*Task objective*. Take every line from the entries below that includes the word "screenshot" and copy it.

Data records:
====================

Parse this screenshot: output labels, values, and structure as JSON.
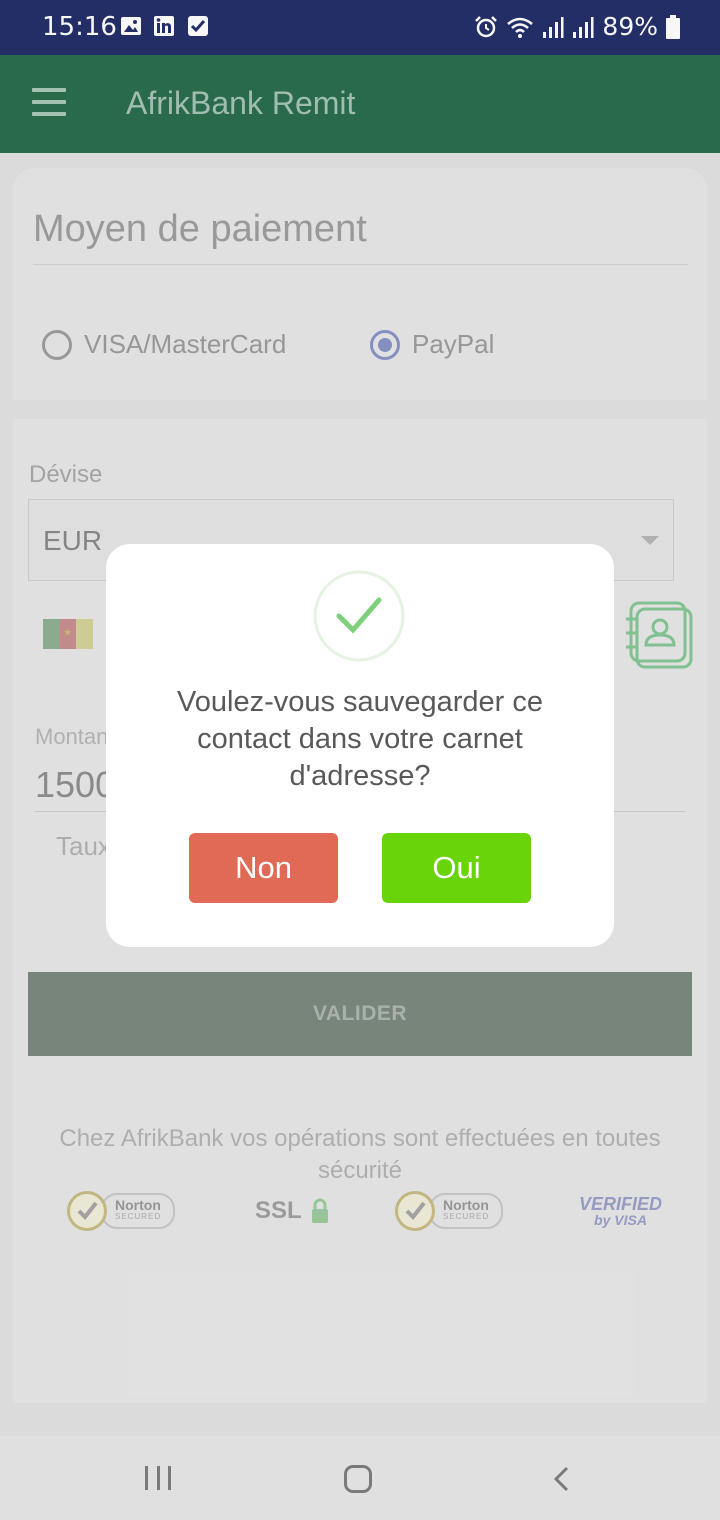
{
  "status_bar": {
    "time": "15:16",
    "battery": "89%"
  },
  "app_bar": {
    "title": "AfrikBank Remit"
  },
  "payment": {
    "heading": "Moyen de paiement",
    "options": [
      "VISA/MasterCard",
      "PayPal"
    ],
    "selected": "PayPal"
  },
  "form": {
    "devise_label": "Dévise",
    "devise_value": "EUR",
    "montant_label": "Montan",
    "montant_value": "1500",
    "taux_label": "Taux",
    "submit_label": "VALIDER"
  },
  "security": {
    "text": "Chez AfrikBank vos opérations sont effectuées en toutes sécurité",
    "badges": {
      "norton_name": "Norton",
      "norton_sub": "SECURED",
      "ssl": "SSL",
      "visa_line1": "VERIFIED",
      "visa_line2": "by VISA"
    }
  },
  "dialog": {
    "message": "Voulez-vous sauvegarder ce contact dans votre carnet d'adresse?",
    "no_label": "Non",
    "yes_label": "Oui",
    "colors": {
      "no": "#e06a56",
      "yes": "#69d40a",
      "check": "#7fd07a"
    }
  },
  "colors": {
    "status_bar": "#26306a",
    "app_bar": "#2b6e4d"
  }
}
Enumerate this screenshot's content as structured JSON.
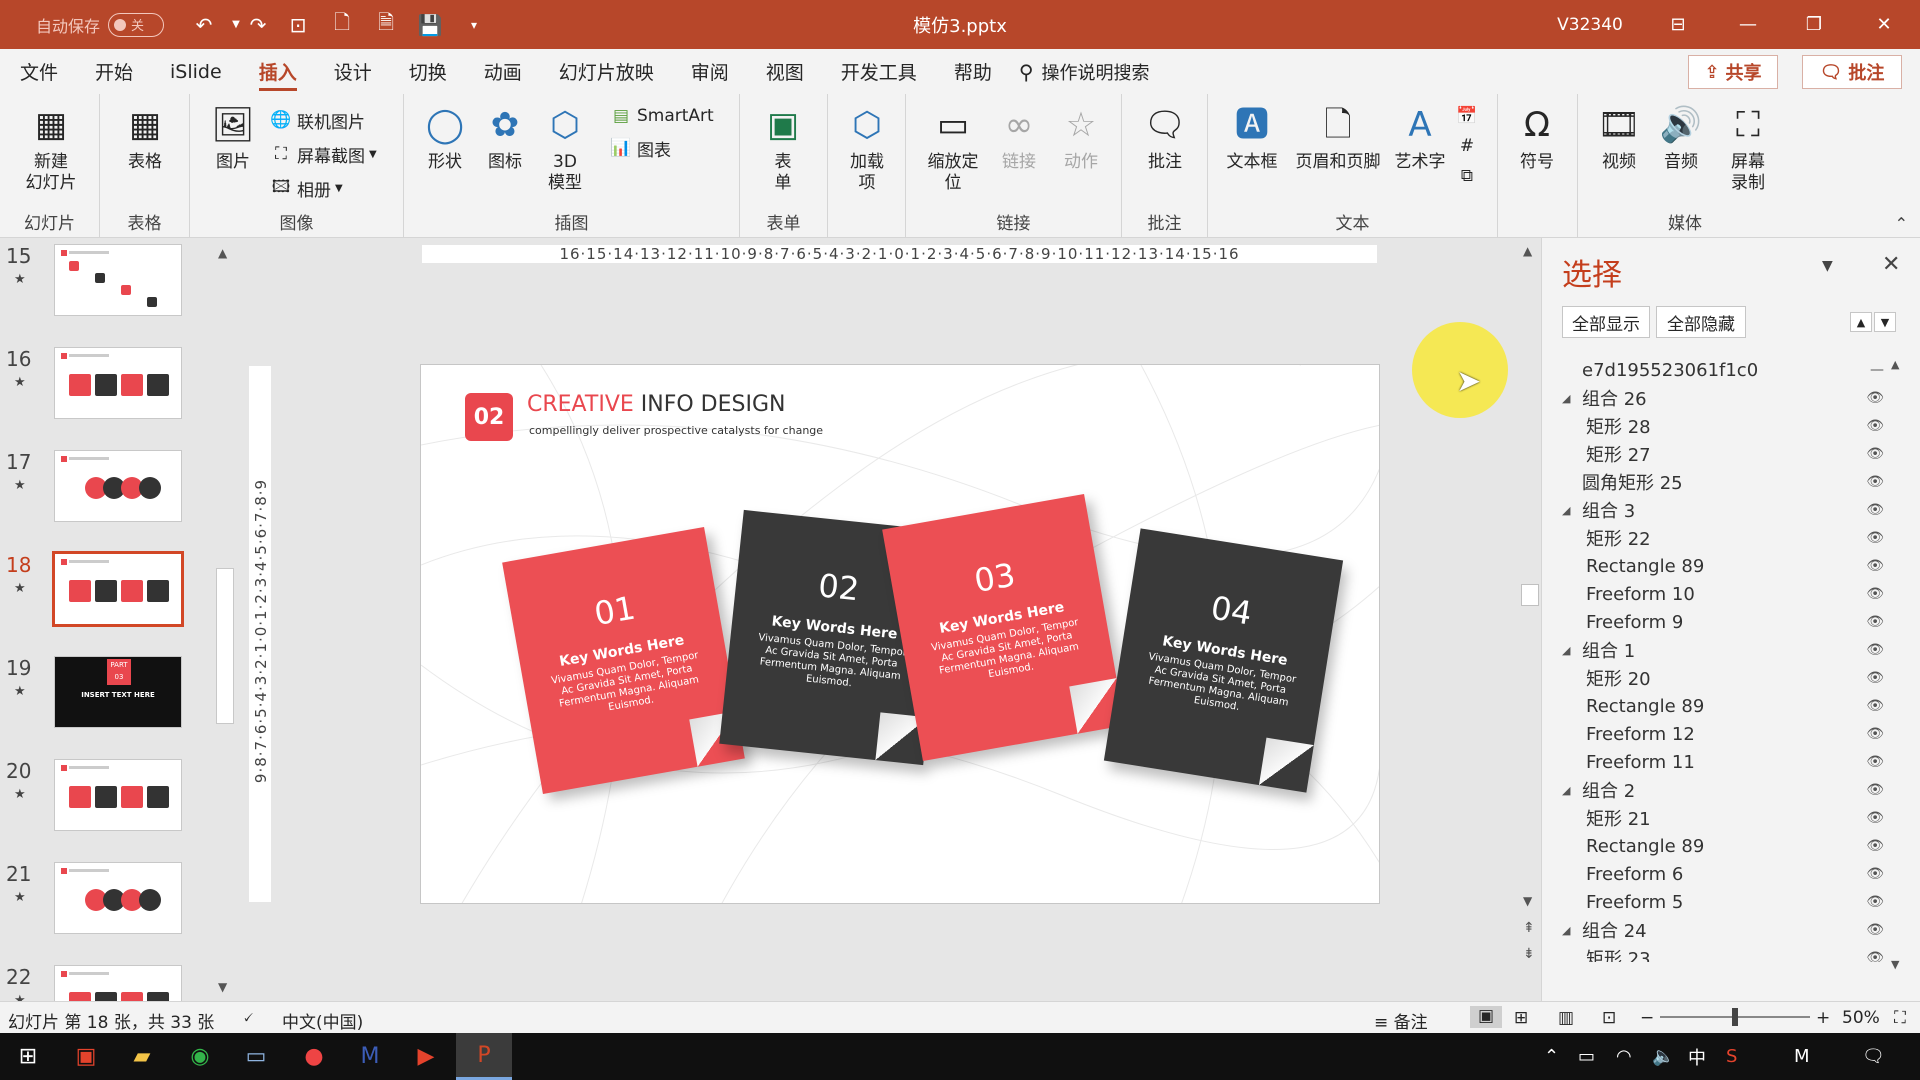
{
  "titlebar": {
    "autosave_label": "自动保存",
    "autosave_state": "关",
    "doc_title": "模仿3.pptx",
    "user": "V32340"
  },
  "tabs": [
    "文件",
    "开始",
    "iSlide",
    "插入",
    "设计",
    "切换",
    "动画",
    "幻灯片放映",
    "审阅",
    "视图",
    "开发工具",
    "帮助"
  ],
  "active_tab": "插入",
  "search_tab": "操作说明搜索",
  "share_label": "共享",
  "comment_label": "批注",
  "ribbon": {
    "slides": {
      "label": "幻灯片",
      "new_slide": "新建\n幻灯片"
    },
    "tables": {
      "label": "表格",
      "table": "表格"
    },
    "images": {
      "label": "图像",
      "picture": "图片",
      "online_picture": "联机图片",
      "screenshot": "屏幕截图",
      "album": "相册"
    },
    "illustrations": {
      "label": "插图",
      "shapes": "形状",
      "icons": "图标",
      "model3d": "3D\n模型",
      "smartart": "SmartArt",
      "chart": "图表"
    },
    "forms": {
      "label": "表单",
      "form": "表\n单"
    },
    "addins": {
      "label": "",
      "addins": "加载\n项"
    },
    "links": {
      "label": "链接",
      "zoom": "缩放定\n位",
      "link": "链接",
      "action": "动作"
    },
    "comments": {
      "label": "批注",
      "comment": "批注"
    },
    "text": {
      "label": "文本",
      "textbox": "文本框",
      "header_footer": "页眉和页脚",
      "wordart": "艺术字"
    },
    "symbols": {
      "label": "",
      "symbol": "符号"
    },
    "media": {
      "label": "媒体",
      "video": "视频",
      "audio": "音频",
      "screen_record": "屏幕\n录制"
    }
  },
  "thumbnails": [
    {
      "num": "15",
      "star": "★"
    },
    {
      "num": "16",
      "star": "★"
    },
    {
      "num": "17",
      "star": "★"
    },
    {
      "num": "18",
      "star": "★",
      "active": true
    },
    {
      "num": "19",
      "star": "★",
      "badge_top": "PART",
      "badge_num": "03",
      "caption": "INSERT TEXT HERE"
    },
    {
      "num": "20",
      "star": "★"
    },
    {
      "num": "21",
      "star": "★"
    },
    {
      "num": "22",
      "star": "★"
    }
  ],
  "hruler": "16·15·14·13·12·11·10·9·8·7·6·5·4·3·2·1·0·1·2·3·4·5·6·7·8·9·10·11·12·13·14·15·16",
  "vruler": "9·8·7·6·5·4·3·2·1·0·1·2·3·4·5·6·7·8·9",
  "slide": {
    "badge": "02",
    "title_red": "CREATIVE",
    "title_rest": " INFO DESIGN",
    "subtitle": "compellingly deliver prospective catalysts for change",
    "cards": [
      {
        "num": "01",
        "keyword": "Key Words Here",
        "desc": "Vivamus Quam Dolor, Tempor Ac Gravida Sit Amet, Porta Fermentum Magna. Aliquam Euismod."
      },
      {
        "num": "02",
        "keyword": "Key Words Here",
        "desc": "Vivamus Quam Dolor, Tempor Ac Gravida Sit Amet, Porta Fermentum Magna. Aliquam Euismod."
      },
      {
        "num": "03",
        "keyword": "Key Words Here",
        "desc": "Vivamus Quam Dolor, Tempor Ac Gravida Sit Amet, Porta Fermentum Magna. Aliquam Euismod."
      },
      {
        "num": "04",
        "keyword": "Key Words Here",
        "desc": "Vivamus Quam Dolor, Tempor Ac Gravida Sit Amet, Porta Fermentum Magna. Aliquam Euismod."
      }
    ]
  },
  "selection_pane": {
    "title": "选择",
    "show_all": "全部显示",
    "hide_all": "全部隐藏",
    "items": [
      {
        "name": "e7d195523061f1c0",
        "level": 0,
        "group": false
      },
      {
        "name": "组合 26",
        "level": 0,
        "group": true
      },
      {
        "name": "矩形 28",
        "level": 1,
        "group": false
      },
      {
        "name": "矩形 27",
        "level": 1,
        "group": false
      },
      {
        "name": "圆角矩形 25",
        "level": 0,
        "group": false
      },
      {
        "name": "组合 3",
        "level": 0,
        "group": true
      },
      {
        "name": "矩形 22",
        "level": 1,
        "group": false
      },
      {
        "name": "Rectangle 89",
        "level": 1,
        "group": false
      },
      {
        "name": "Freeform 10",
        "level": 1,
        "group": false
      },
      {
        "name": "Freeform 9",
        "level": 1,
        "group": false
      },
      {
        "name": "组合 1",
        "level": 0,
        "group": true
      },
      {
        "name": "矩形 20",
        "level": 1,
        "group": false
      },
      {
        "name": "Rectangle 89",
        "level": 1,
        "group": false
      },
      {
        "name": "Freeform 12",
        "level": 1,
        "group": false
      },
      {
        "name": "Freeform 11",
        "level": 1,
        "group": false
      },
      {
        "name": "组合 2",
        "level": 0,
        "group": true
      },
      {
        "name": "矩形 21",
        "level": 1,
        "group": false
      },
      {
        "name": "Rectangle 89",
        "level": 1,
        "group": false
      },
      {
        "name": "Freeform 6",
        "level": 1,
        "group": false
      },
      {
        "name": "Freeform 5",
        "level": 1,
        "group": false
      },
      {
        "name": "组合 24",
        "level": 0,
        "group": true
      },
      {
        "name": "矩形 23",
        "level": 1,
        "group": false
      }
    ]
  },
  "status": {
    "slide_info": "幻灯片 第 18 张，共 33 张",
    "language": "中文(中国)",
    "notes": "备注",
    "zoom": "50%"
  },
  "taskbar": {
    "ime": "中"
  },
  "colors": {
    "accent": "#b7472a",
    "card_red": "#ec4f54",
    "card_dark": "#393939"
  }
}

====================

*Exercise solution*.
Parse this screenshot: output labels, values, and structure as JSON.
Enumerate this screenshot's content as structured JSON.
      "screenshot": "屏幕截图",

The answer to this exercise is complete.